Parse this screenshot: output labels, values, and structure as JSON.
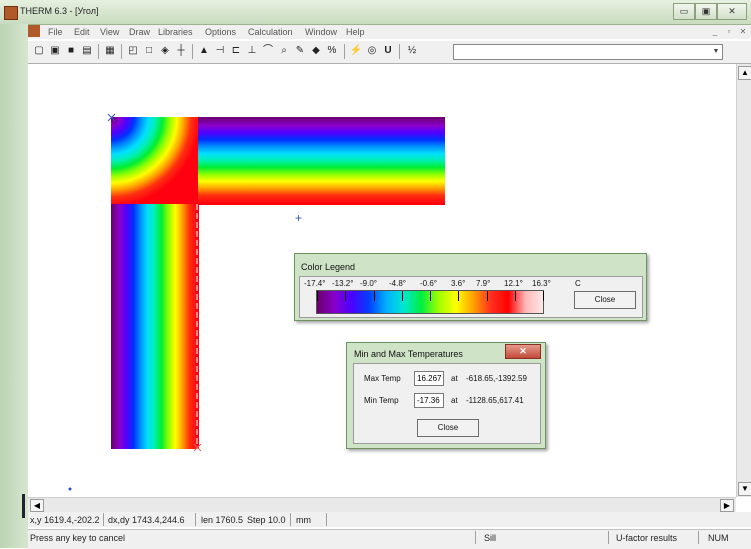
{
  "window": {
    "title": "THERM 6.3 - [Угол]",
    "min_glyph": "▭",
    "max_glyph": "▣",
    "close_glyph": "✕"
  },
  "menu": {
    "items": [
      "File",
      "Edit",
      "View",
      "Draw",
      "Libraries",
      "Options",
      "Calculation",
      "Window",
      "Help"
    ],
    "mdi_buttons": [
      "_",
      "▫",
      "✕"
    ]
  },
  "toolbar": {
    "icons": [
      "new-icon",
      "open-icon",
      "save-icon",
      "print-icon",
      "grid-icon",
      "polygon-icon",
      "rectangle-icon",
      "fill-icon",
      "locator-icon",
      "cursor-icon",
      "insert-point-icon",
      "insert-icon",
      "snap-icon",
      "zoom-icon",
      "pencil-icon",
      "rotate-icon",
      "material-icon",
      "boundary-icon",
      "calculate-icon",
      "display-icon",
      "u-factor-icon",
      "mesh-icon"
    ],
    "glyphs": [
      "▢",
      "▣",
      "■",
      "▤",
      "▦",
      "◰",
      "□",
      "◈",
      "┼",
      "▲",
      "⊣",
      "⊏",
      "⊥",
      "⌒",
      "⌕",
      "✎",
      "◆",
      "%",
      "⚡",
      "◎",
      "U",
      "½"
    ],
    "combo_value": ""
  },
  "legend": {
    "title": "Color Legend",
    "ticks": [
      "-17.4°",
      "-13.2°",
      "-9.0°",
      "-4.8°",
      "-0.6°",
      "3.6°",
      "7.9°",
      "12.1°",
      "16.3°"
    ],
    "unit": "C",
    "close_label": "Close",
    "stops": [
      "#6a006a",
      "#8800cc",
      "#4b00ff",
      "#0040ff",
      "#00b0ff",
      "#00e8d0",
      "#00ee40",
      "#a0ff00",
      "#ffff00",
      "#ffa000",
      "#ff3020",
      "#ff0000",
      "#ffb8b8",
      "#ffe8e8"
    ]
  },
  "minmax": {
    "title": "Min and Max Temperatures",
    "max_label": "Max Temp",
    "max_value": "16.267",
    "max_at": "at",
    "max_coords": "-618.65,-1392.59",
    "min_label": "Min Temp",
    "min_value": "-17.36",
    "min_at": "at",
    "min_coords": "-1128.65,617.41",
    "close_label": "Close",
    "x_glyph": "✕"
  },
  "canvas": {
    "marker_plus": "+"
  },
  "status": {
    "coords": "x,y 1619.4,-202.2",
    "delta": "dx,dy 1743.4,244.6",
    "len": "len 1760.5",
    "step": "Step 10.0",
    "unit": "mm",
    "hint": "Press any key to cancel",
    "boundary": "Sill",
    "results": "U-factor results",
    "num": "NUM"
  },
  "scroll": {
    "up": "▲",
    "down": "▼",
    "left": "◀",
    "right": "▶"
  }
}
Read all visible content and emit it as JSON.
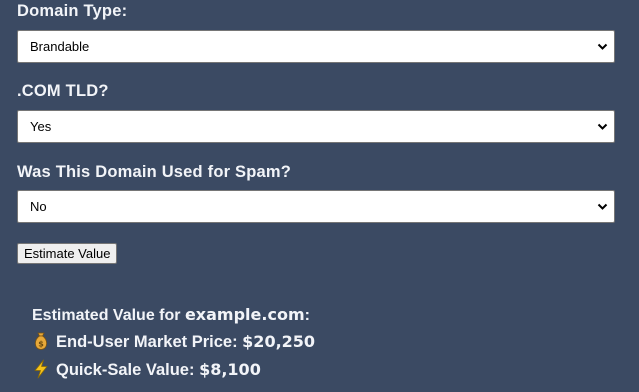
{
  "form": {
    "domain_type": {
      "label": "Domain Type:",
      "value": "Brandable"
    },
    "com_tld": {
      "label": ".COM TLD?",
      "value": "Yes"
    },
    "spam": {
      "label": "Was This Domain Used for Spam?",
      "value": "No"
    },
    "submit_label": "Estimate Value"
  },
  "result": {
    "title_prefix": "Estimated Value for",
    "domain": "example.com",
    "title_suffix": ":",
    "end_user": {
      "icon": "money-bag-icon",
      "label": "End-User Market Price:",
      "amount": "$20,250"
    },
    "quick_sale": {
      "icon": "lightning-icon",
      "label": "Quick-Sale Value:",
      "amount": "$8,100"
    }
  },
  "colors": {
    "background": "#3b4a63",
    "text": "#f2f4f8",
    "money_bag": "#e8a93a",
    "lightning": "#f4c21b"
  }
}
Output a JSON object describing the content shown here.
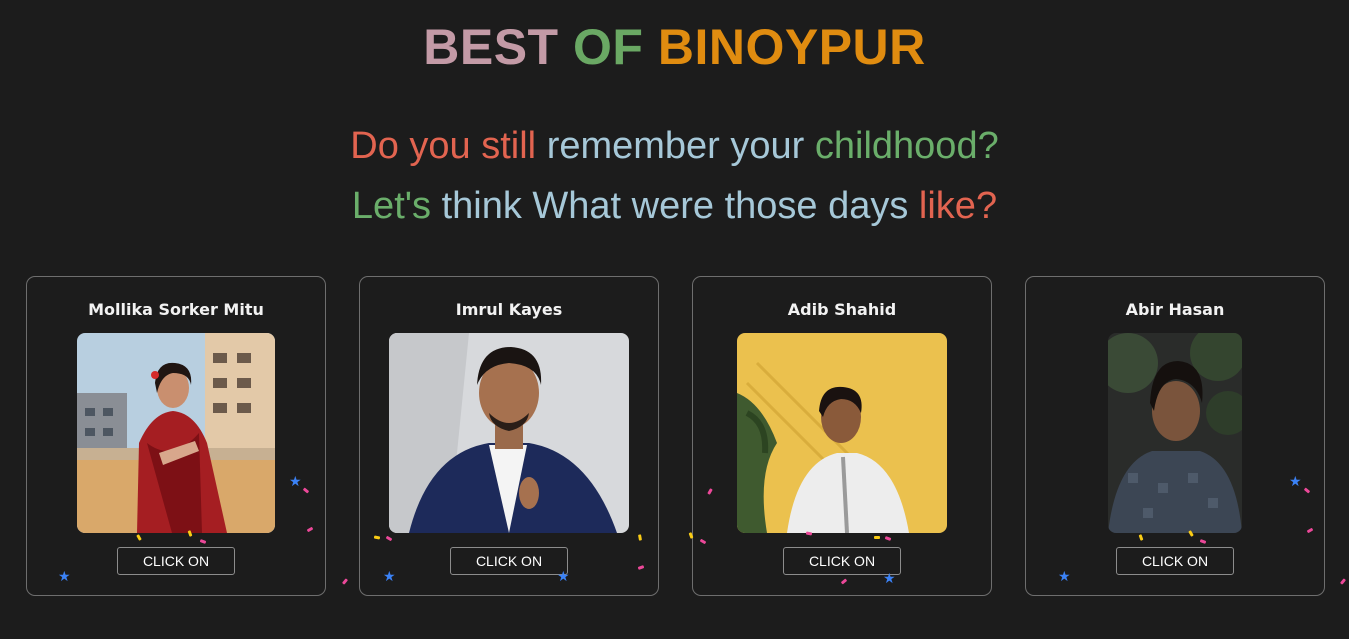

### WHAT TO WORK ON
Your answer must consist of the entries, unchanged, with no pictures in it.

### RESPONSE TO THE TASK
Parse this screenshot: output labels, values, and structure as JSON.
{
  "window": {
    "title": "THERM 6.3 - [Угол]",
    "min_glyph": "▭",
    "max_glyph": "▣",
    "close_glyph": "✕"
  },
  "menu": {
    "items": [
      "File",
      "Edit",
      "View",
      "Draw",
      "Libraries",
      "Options",
      "Calculation",
      "Window",
      "Help"
    ],
    "mdi_buttons": [
      "_",
      "▫",
      "✕"
    ]
  },
  "toolbar": {
    "icons": [
      "new-icon",
      "open-icon",
      "save-icon",
      "print-icon",
      "grid-icon",
      "polygon-icon",
      "rectangle-icon",
      "fill-icon",
      "locator-icon",
      "cursor-icon",
      "insert-point-icon",
      "insert-icon",
      "snap-icon",
      "zoom-icon",
      "pencil-icon",
      "rotate-icon",
      "material-icon",
      "boundary-icon",
      "calculate-icon",
      "display-icon",
      "u-factor-icon",
      "mesh-icon"
    ],
    "glyphs": [
      "▢",
      "▣",
      "■",
      "▤",
      "▦",
      "◰",
      "□",
      "◈",
      "┼",
      "▲",
      "⊣",
      "⊏",
      "⊥",
      "⌒",
      "⌕",
      "✎",
      "◆",
      "%",
      "⚡",
      "◎",
      "U",
      "½"
    ],
    "combo_value": ""
  },
  "legend": {
    "title": "Color Legend",
    "ticks": [
      "-17.4°",
      "-13.2°",
      "-9.0°",
      "-4.8°",
      "-0.6°",
      "3.6°",
      "7.9°",
      "12.1°",
      "16.3°"
    ],
    "unit": "C",
    "close_label": "Close",
    "stops": [
      "#6a006a",
      "#8800cc",
      "#4b00ff",
      "#0040ff",
      "#00b0ff",
      "#00e8d0",
      "#00ee40",
      "#a0ff00",
      "#ffff00",
      "#ffa000",
      "#ff3020",
      "#ff0000",
      "#ffb8b8",
      "#ffe8e8"
    ]
  },
  "minmax": {
    "title": "Min and Max Temperatures",
    "max_label": "Max Temp",
    "max_value": "16.267",
    "max_at": "at",
    "max_coords": "-618.65,-1392.59",
    "min_label": "Min Temp",
    "min_value": "-17.36",
    "min_at": "at",
    "min_coords": "-1128.65,617.41",
    "close_label": "Close",
    "x_glyph": "✕"
  },
  "canvas": {
    "marker_plus": "+"
  },
  "status": {
    "coords": "x,y 1619.4,-202.2",
    "delta": "dx,dy 1743.4,244.6",
    "len": "len 1760.5",
    "step": "Step 10.0",
    "unit": "mm",
    "hint": "Press any key to cancel",
    "boundary": "Sill",
    "results": "U-factor results",
    "num": "NUM"
  },
  "scroll": {
    "up": "▲",
    "down": "▼",
    "left": "◀",
    "right": "▶"
  }
}
Read all visible content and emit it as JSON.
{
  "form": {
    "domain_type": {
      "label": "Domain Type:",
      "value": "Brandable"
    },
    "com_tld": {
      "label": ".COM TLD?",
      "value": "Yes"
    },
    "spam": {
      "label": "Was This Domain Used for Spam?",
      "value": "No"
    },
    "submit_label": "Estimate Value"
  },
  "result": {
    "title_prefix": "Estimated Value for",
    "domain": "example.com",
    "title_suffix": ":",
    "end_user": {
      "icon": "money-bag-icon",
      "label": "End-User Market Price:",
      "amount": "$20,250"
    },
    "quick_sale": {
      "icon": "lightning-icon",
      "label": "Quick-Sale Value:",
      "amount": "$8,100"
    }
  },
  "colors": {
    "background": "#3b4a63",
    "text": "#f2f4f8",
    "money_bag": "#e8a93a",
    "lightning": "#f4c21b"
  }
}
Output a JSON object describing the content shown here.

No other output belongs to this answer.